The White House Isn’t Doing Its Staff Any Favors By Not Setting Limits On Who Can Pay Their Legal Fees
Ethics advocates were predictably aghast.
The McDonnell v. U.S. decision limited what prosecutors can charge as public corruption.
That's how much the disgraced Virginia governor owes his lawyers after a watershed Supreme Court win.
The move comes after the Supreme Court unanimously threw out the governor's convictions.
Besides Ferrari rides and a ton of high-end golf attire, Bob McDonnell scored a custom monogrammed Rolex that spelled out his job title at the time, "71st Governor of Virginia," which was either a futile reminder or a grim joke.
The justices ruled that federal prosecutors overreached when going after the former governor for corruption.
And all for the sake of Virginia's gifty Ex-Gov. Bob McDonnell, of all people.
The former Virginia governor's appeal could redefine the rules of government corruption.
This case deserves much more attention than it has received so far, because it provides an opportunity for the Court to limit the harm it caused by Citizens United and previous cases by ruling that giving money to politicians amounts to free speech, and hence basically cannot be curbed.
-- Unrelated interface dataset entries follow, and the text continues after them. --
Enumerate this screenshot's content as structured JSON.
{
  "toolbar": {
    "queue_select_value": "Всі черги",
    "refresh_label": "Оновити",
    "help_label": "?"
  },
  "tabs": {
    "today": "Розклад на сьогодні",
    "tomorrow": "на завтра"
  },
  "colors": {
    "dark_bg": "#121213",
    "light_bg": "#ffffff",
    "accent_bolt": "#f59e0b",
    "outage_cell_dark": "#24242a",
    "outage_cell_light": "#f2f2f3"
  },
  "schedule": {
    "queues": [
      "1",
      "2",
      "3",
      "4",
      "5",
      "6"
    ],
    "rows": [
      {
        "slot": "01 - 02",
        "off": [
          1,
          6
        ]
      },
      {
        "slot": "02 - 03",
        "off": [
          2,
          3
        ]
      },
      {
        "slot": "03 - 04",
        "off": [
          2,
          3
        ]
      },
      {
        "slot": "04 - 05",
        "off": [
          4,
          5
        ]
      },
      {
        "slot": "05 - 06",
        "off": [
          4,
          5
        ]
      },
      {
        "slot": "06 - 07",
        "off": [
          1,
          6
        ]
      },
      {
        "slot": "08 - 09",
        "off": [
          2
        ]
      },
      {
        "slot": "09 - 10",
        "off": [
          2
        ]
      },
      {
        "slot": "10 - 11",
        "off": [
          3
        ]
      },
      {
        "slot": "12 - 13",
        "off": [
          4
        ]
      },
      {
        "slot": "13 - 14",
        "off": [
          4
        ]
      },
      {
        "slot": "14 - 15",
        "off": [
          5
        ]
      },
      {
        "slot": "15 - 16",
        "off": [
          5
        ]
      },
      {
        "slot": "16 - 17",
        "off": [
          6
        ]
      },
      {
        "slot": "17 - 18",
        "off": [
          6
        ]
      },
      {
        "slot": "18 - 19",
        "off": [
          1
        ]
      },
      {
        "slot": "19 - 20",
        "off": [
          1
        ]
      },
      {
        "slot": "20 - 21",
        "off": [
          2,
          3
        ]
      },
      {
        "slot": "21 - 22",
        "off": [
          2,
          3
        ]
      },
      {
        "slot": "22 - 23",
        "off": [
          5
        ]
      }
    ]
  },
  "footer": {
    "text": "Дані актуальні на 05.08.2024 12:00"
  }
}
It could correct what amounts to legalized bribery by ruling that you may give all you wish -- but not get any material benefits in return.
What is remarkable about Bob McDonnell's case is not the technical arguments he makes, but the sheer brazenness with which he and many his supporters defend his conduct.
The justices agreed to hear the gifty gov's appeal over whether his "official action" amounted to corruption.